Megan Earley earns Scholastic Art National Gold Key
ROACHDALE -- The art department at North Putnam High School has recently had much to celebrate in the way of student success.
Artwork by 18 students in Sarah Chizum’s and Amanda Kramer’s fine arts classes was honored at a regional competition for the Scholastic Art and Writing Awards earlier this year.
One of four students who earned a Gold Key, the highest honor a student’s work can receive, was then-sophomore Megan Earley. Her graphic design promoting the Hindu festival of Holi, or the Festival of Colors, was not only displayed in Clowes Memorial Hall at Butler University, but was also entered into a national competition judged by some of the nation’s preeminent leaders in the visual and literary arts.
Earley and her teacher Mrs. Kramer learned in April that her poster was to be included in an exhibition showcasing work submitted by students from all over the country. Both also found out that the young artist had earned a National Gold Key. This puts Earley among the ranks of celebrated artists, writers and filmmakers like Andy Warhol, Sylvia Plath and Ken Burns, who also received National Gold Keys.
About 340,000 student works of art and writing were submitted for this year’s competitions, and Earley’s colorful poster was honored as part of the one percent of all the entries which were considered and recognized at the regional and national levels.
Earley’s winning design was created for a project in Kramer’s class. Students had to choose an international festival or event to research and then create a poster promoting it. Earley chose Holi, an annual festival that takes place throughout India marking the arrival of spring. In an email to the Banner Graphic, Kramer said Earley was inspired by the colored powders which are thrown during the celebration.
“Megan is an amazingly talented individual,” Kramer said. “Her creativity and ideas are so inspiring to me, and I always look forward to see what Megan’s solutions are for projects which I assign in class.”
On Earley’s part, earning the award has inspired even greater confidence in her abilities as an artist. The national recognition her poster has received has also indelibly spurred her to consider turning her passion for art and design into a career.
“I have always enjoyed graphic design and art, but never considered pursuing it as a career,” Earley, an incoming junior, wrote to the Banner Graphic. “This award changed my perspective on what I am capable of as an artist. Winning this award made me realize that this is what I would like to do for the rest of my life.”
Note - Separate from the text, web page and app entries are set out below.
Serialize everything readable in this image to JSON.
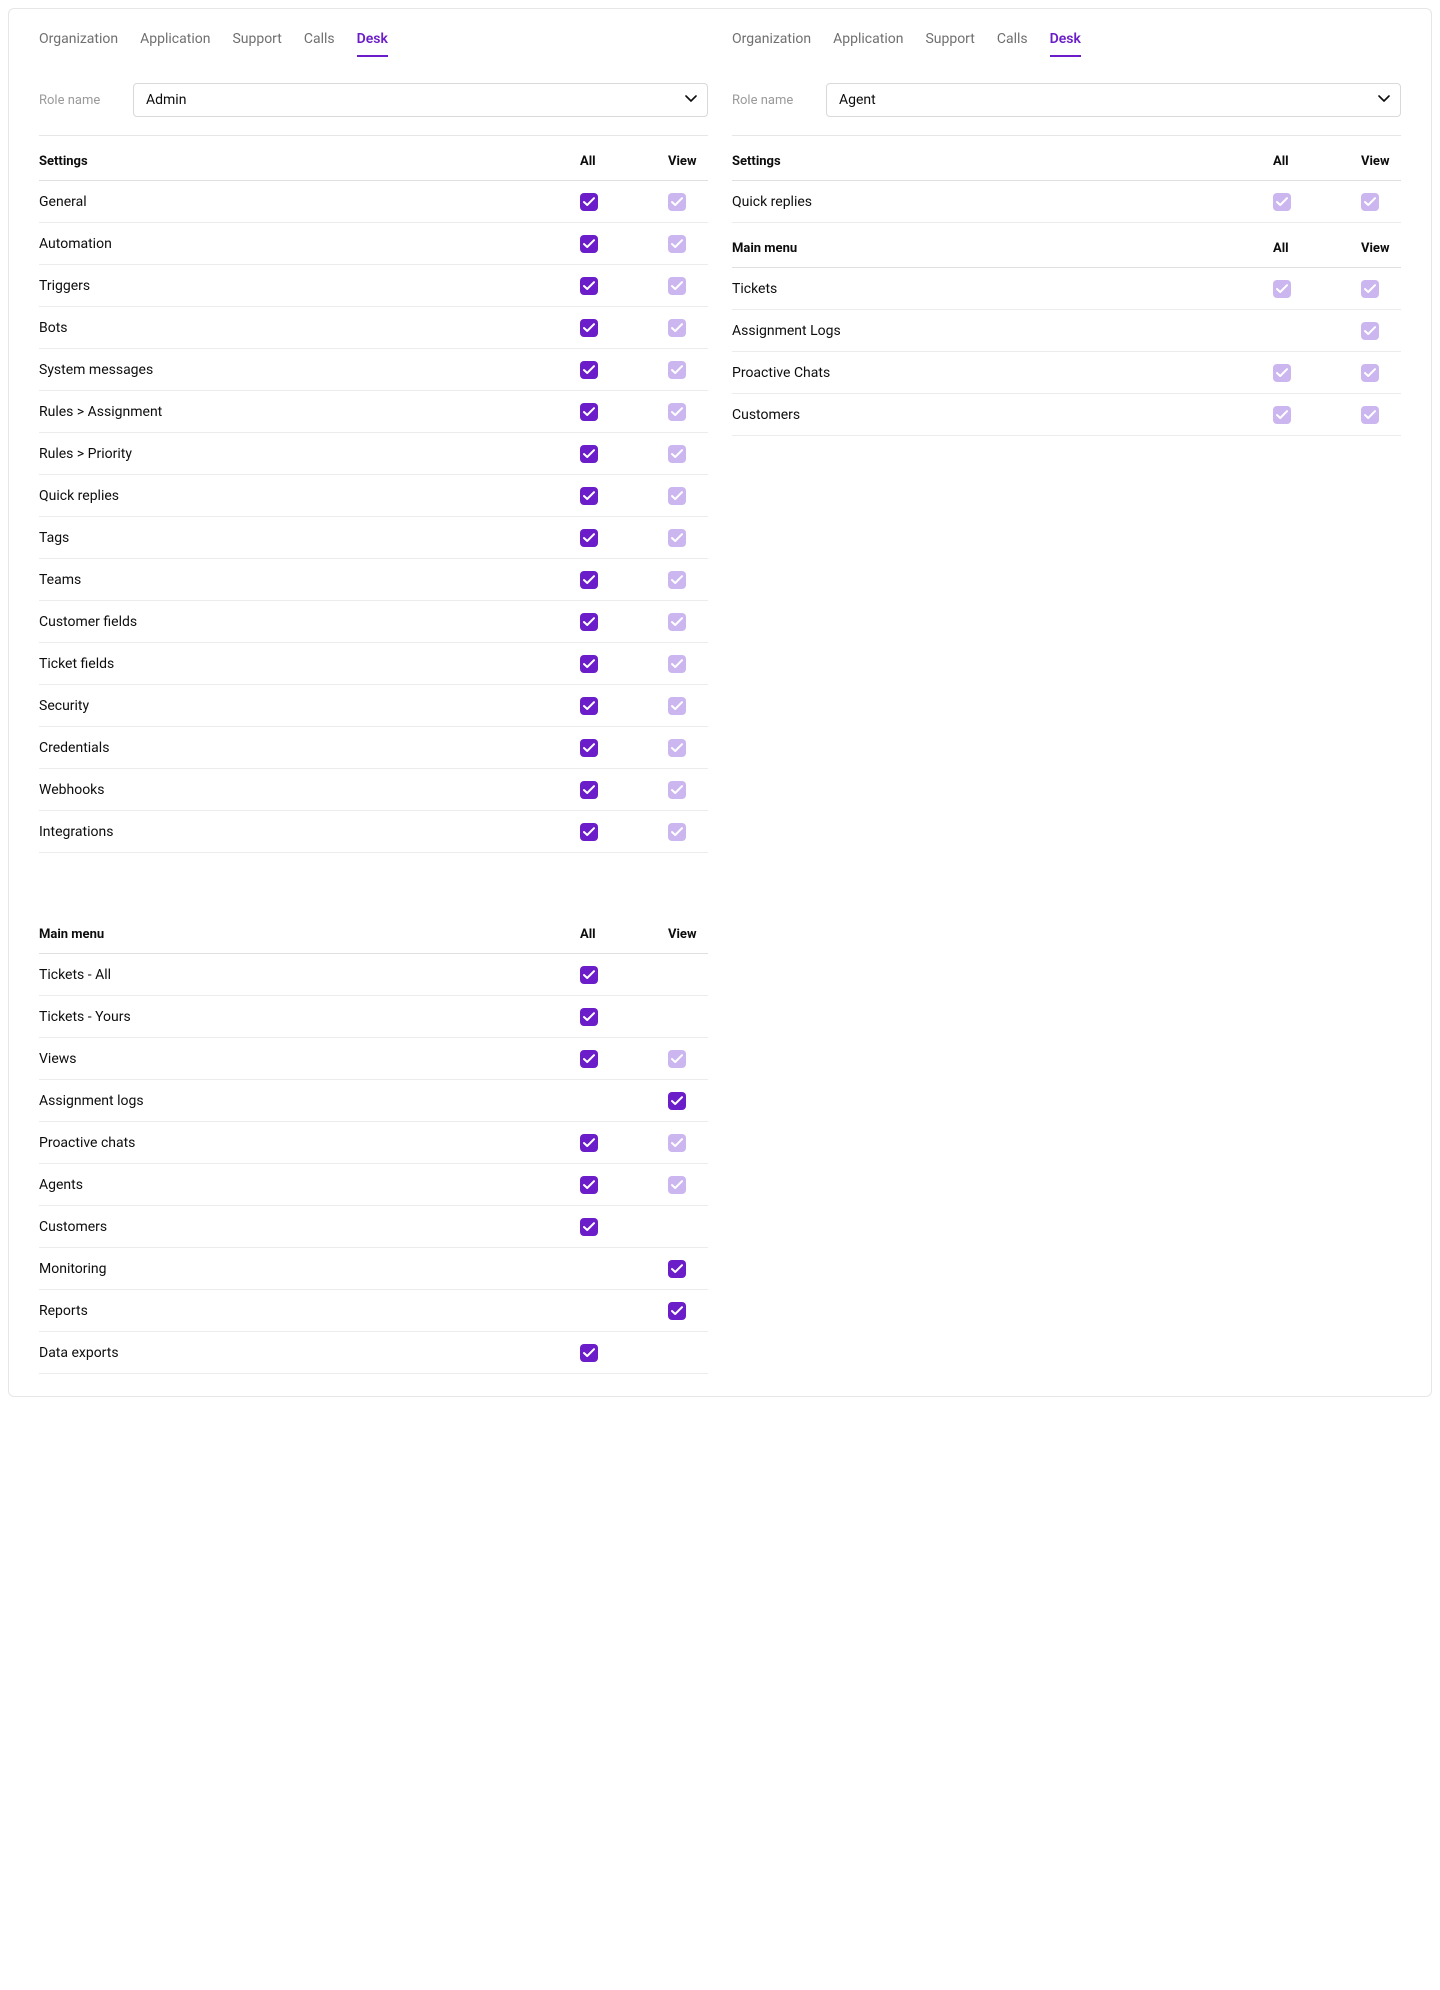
{
  "tabs": [
    "Organization",
    "Application",
    "Support",
    "Calls",
    "Desk"
  ],
  "active_tab": "Desk",
  "role_label": "Role name",
  "left": {
    "role_value": "Admin",
    "sections": [
      {
        "title": "Settings",
        "col_all": "All",
        "col_view": "View",
        "rows": [
          {
            "label": "General",
            "all": "on",
            "view": "dim"
          },
          {
            "label": "Automation",
            "all": "on",
            "view": "dim"
          },
          {
            "label": "Triggers",
            "all": "on",
            "view": "dim"
          },
          {
            "label": "Bots",
            "all": "on",
            "view": "dim"
          },
          {
            "label": "System messages",
            "all": "on",
            "view": "dim"
          },
          {
            "label": "Rules > Assignment",
            "all": "on",
            "view": "dim"
          },
          {
            "label": "Rules > Priority",
            "all": "on",
            "view": "dim"
          },
          {
            "label": "Quick replies",
            "all": "on",
            "view": "dim"
          },
          {
            "label": "Tags",
            "all": "on",
            "view": "dim"
          },
          {
            "label": "Teams",
            "all": "on",
            "view": "dim"
          },
          {
            "label": "Customer fields",
            "all": "on",
            "view": "dim"
          },
          {
            "label": "Ticket fields",
            "all": "on",
            "view": "dim"
          },
          {
            "label": "Security",
            "all": "on",
            "view": "dim"
          },
          {
            "label": "Credentials",
            "all": "on",
            "view": "dim"
          },
          {
            "label": "Webhooks",
            "all": "on",
            "view": "dim"
          },
          {
            "label": "Integrations",
            "all": "on",
            "view": "dim"
          }
        ]
      },
      {
        "title": "Main menu",
        "col_all": "All",
        "col_view": "View",
        "rows": [
          {
            "label": "Tickets - All",
            "all": "on",
            "view": "empty"
          },
          {
            "label": "Tickets - Yours",
            "all": "on",
            "view": "empty"
          },
          {
            "label": "Views",
            "all": "on",
            "view": "dim"
          },
          {
            "label": "Assignment logs",
            "all": "empty",
            "view": "on"
          },
          {
            "label": "Proactive chats",
            "all": "on",
            "view": "dim"
          },
          {
            "label": "Agents",
            "all": "on",
            "view": "dim"
          },
          {
            "label": "Customers",
            "all": "on",
            "view": "empty"
          },
          {
            "label": "Monitoring",
            "all": "empty",
            "view": "on"
          },
          {
            "label": "Reports",
            "all": "empty",
            "view": "on"
          },
          {
            "label": "Data exports",
            "all": "on",
            "view": "empty"
          }
        ]
      }
    ]
  },
  "right": {
    "role_value": "Agent",
    "sections": [
      {
        "title": "Settings",
        "col_all": "All",
        "col_view": "View",
        "rows": [
          {
            "label": "Quick replies",
            "all": "dim",
            "view": "dim"
          }
        ]
      },
      {
        "title": "Main menu",
        "col_all": "All",
        "col_view": "View",
        "rows": [
          {
            "label": "Tickets",
            "all": "dim",
            "view": "dim"
          },
          {
            "label": "Assignment Logs",
            "all": "empty",
            "view": "dim"
          },
          {
            "label": "Proactive Chats",
            "all": "dim",
            "view": "dim"
          },
          {
            "label": "Customers",
            "all": "dim",
            "view": "dim"
          }
        ]
      }
    ]
  }
}
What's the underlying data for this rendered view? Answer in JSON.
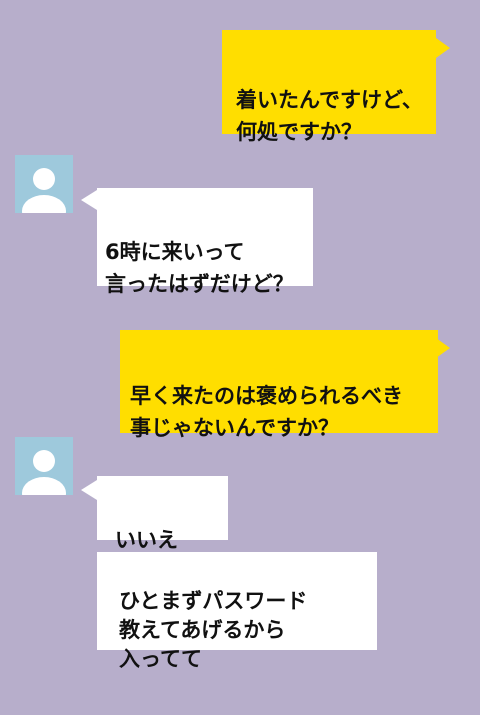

As to how she uses the tools at her disposal to transform that inspiration into artwork, Earley said she relishes the challenge of discovering and trying out different techniques, especially when it comes to digital design.
“My favorite thing about creating is finding new ways to solve problems within the design software,” Earley noted. “I like to try new uses for design tools, and my favorite software is Adobe Illustrator.”
Earley and Kramer will soon travel to New York City, where she will receive her National Gold Key during a ceremony at Carnegie Hall on June 6. Earley’s poster will be on display there, as well as highlighted on the Scholastic Art and Writing Awards’ website.
Since 1923, the Scholastic Art and Writing Awards have celebrated teen artists and writers from across the nation, and are the oldest and longest-running art and literary awards for students in the United States.